It still doesn't explain the bat-man or the dance sequence, though. Let's just say they symbolize drugs.
The Bit Wherein I Conclude Things
Hey guys, I know you don't go to bad movie review sites / junk culture blogs to listen to the reviewer blab about their feelings, but I need to wrap up on a personal note here. I think it's fitting.
Every week I agonize for a painfully long time over whether or not I should do an HHG write-up for a movie that I've seen. I'll remind myself that there are 300 bad movie websites out there already - most of them with better web design and more traffic than I could ever hope to see. And if either the movie I'm writing about isn't 100% obscure - as in, nobody else has ever written about it before ever - or if I don't have something especially new and notable to say, then maybe I'm wasting my time. I picture myself as the Internet's younger brother. Hey guys, can I play, too?
I end up putting myself into a bit of a tizzy for probably the dumbest reason one can have a tizzy: I'm worried I'm not good enough for the Internet.

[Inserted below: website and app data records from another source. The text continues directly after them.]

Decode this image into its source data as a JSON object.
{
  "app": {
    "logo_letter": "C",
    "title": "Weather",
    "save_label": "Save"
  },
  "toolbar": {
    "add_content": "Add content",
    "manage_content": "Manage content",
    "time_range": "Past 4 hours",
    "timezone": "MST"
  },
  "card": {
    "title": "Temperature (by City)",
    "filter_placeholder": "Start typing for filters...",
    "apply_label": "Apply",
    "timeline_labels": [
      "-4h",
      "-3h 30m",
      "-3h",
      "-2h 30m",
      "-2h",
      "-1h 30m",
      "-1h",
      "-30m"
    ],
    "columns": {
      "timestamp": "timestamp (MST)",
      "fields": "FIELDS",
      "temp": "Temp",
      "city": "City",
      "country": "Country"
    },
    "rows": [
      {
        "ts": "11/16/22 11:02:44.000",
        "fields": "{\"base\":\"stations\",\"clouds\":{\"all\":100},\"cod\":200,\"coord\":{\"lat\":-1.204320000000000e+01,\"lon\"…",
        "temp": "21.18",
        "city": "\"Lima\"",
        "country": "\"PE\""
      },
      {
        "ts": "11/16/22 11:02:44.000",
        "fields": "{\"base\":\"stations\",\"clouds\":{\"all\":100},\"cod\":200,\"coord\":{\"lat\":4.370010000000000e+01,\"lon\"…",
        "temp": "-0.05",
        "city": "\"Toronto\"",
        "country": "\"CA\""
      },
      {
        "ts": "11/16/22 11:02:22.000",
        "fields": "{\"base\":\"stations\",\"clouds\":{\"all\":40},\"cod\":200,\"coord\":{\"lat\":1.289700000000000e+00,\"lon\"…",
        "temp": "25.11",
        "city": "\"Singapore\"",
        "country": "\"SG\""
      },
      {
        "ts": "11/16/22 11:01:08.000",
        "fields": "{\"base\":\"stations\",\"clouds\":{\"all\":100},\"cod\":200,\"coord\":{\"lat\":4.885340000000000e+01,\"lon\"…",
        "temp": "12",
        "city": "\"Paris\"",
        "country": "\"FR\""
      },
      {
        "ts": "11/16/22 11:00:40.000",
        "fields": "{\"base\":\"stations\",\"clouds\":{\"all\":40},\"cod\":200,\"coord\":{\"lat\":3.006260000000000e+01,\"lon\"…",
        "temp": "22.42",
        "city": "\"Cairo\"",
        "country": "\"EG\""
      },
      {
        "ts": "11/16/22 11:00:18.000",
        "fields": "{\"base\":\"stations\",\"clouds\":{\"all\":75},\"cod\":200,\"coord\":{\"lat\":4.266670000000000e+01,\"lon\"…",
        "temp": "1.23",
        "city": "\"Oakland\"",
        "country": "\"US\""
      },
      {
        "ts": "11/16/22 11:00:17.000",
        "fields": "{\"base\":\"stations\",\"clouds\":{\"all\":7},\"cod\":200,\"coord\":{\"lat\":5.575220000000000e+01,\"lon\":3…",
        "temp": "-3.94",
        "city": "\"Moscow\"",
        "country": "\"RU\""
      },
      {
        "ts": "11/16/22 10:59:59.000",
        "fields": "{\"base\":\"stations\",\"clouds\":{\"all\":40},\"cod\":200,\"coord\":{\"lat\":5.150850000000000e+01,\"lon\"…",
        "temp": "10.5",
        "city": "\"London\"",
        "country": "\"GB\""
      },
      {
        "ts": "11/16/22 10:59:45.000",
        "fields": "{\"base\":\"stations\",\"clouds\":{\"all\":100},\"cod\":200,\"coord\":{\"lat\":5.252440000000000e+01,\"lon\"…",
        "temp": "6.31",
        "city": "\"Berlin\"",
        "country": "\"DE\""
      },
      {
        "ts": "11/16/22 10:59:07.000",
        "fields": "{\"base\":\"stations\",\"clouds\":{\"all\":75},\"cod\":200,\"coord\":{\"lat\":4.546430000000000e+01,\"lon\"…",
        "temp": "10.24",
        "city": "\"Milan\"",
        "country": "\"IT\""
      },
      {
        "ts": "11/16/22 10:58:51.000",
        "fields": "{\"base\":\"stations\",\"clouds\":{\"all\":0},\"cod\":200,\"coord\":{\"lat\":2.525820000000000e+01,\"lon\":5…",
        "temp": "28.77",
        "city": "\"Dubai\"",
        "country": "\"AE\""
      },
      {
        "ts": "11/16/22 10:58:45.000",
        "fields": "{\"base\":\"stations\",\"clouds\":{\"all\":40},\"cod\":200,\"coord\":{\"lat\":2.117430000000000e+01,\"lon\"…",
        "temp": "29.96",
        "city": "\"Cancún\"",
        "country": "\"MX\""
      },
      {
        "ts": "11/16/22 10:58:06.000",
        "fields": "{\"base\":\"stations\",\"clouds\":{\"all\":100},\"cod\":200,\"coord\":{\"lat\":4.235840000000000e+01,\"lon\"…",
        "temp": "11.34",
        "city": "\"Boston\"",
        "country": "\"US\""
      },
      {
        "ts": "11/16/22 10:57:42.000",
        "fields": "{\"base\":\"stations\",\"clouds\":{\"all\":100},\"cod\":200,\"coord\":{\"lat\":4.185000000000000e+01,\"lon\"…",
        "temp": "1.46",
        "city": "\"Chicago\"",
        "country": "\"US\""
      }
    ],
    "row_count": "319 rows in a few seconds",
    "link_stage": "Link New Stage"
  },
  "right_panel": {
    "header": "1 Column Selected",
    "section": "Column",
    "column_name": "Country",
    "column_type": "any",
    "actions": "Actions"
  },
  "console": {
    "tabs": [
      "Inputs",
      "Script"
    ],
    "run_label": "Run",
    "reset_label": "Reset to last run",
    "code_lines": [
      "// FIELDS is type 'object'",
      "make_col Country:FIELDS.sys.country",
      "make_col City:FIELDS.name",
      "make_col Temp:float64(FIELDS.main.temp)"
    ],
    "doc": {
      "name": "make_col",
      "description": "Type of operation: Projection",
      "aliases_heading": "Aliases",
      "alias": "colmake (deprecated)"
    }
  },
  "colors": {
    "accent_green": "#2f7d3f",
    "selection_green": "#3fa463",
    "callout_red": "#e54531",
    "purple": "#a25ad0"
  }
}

(Ugh. How often do people say that?)
Anyway, Twister's Revenge has some amount of notoriety in bad movie circles already. There are plenty of bad / obscure / B movie review sites that feature the flick. But here's the shocking - ahem - twist. Unlike the other movies that I watch, I didn't do this research before I saw the movie. I did it after.
Twister's Revenge was an entirely blind watch for me. I didn't know anything about the plot, the history, the reaction, or even the genre. I only knew the title and the length. It was a movie I never knew anything about that I had a fun time watching, and it felt like some amazing discovery.
And that feeling? That's the stated purpose of the Grail.
And that feeling? That's the stated purpose of the Grail.
Finding out afterward that others have had that same feeling and felt compelled to write about it doesn't discourage me at all. It just inspires me to be a voice that joins a hundred others, so that we may be heard more clearly by other ironic movie snobs, enthusiasts, and connoisseurs. Clear some room in your schedules, gentlemen; this is what you're looking for.
How Much Hipster Cred Is It Worth?
Despite it's rep among bad movie circles, it still gets a hefty forty point obscurity bonus for having under 200 IMDb ratings. It also gets the "I want to share it" bonus of thirty points, so right off the bat it's sitting pretty. I'll give it another ten points for Rebane's involvement, plus another ten for the practical effects. That adds up to a whopping 90 hipster cred out of 100. Make sure you see it before the ratings start piling up or you'll lose that cred fast.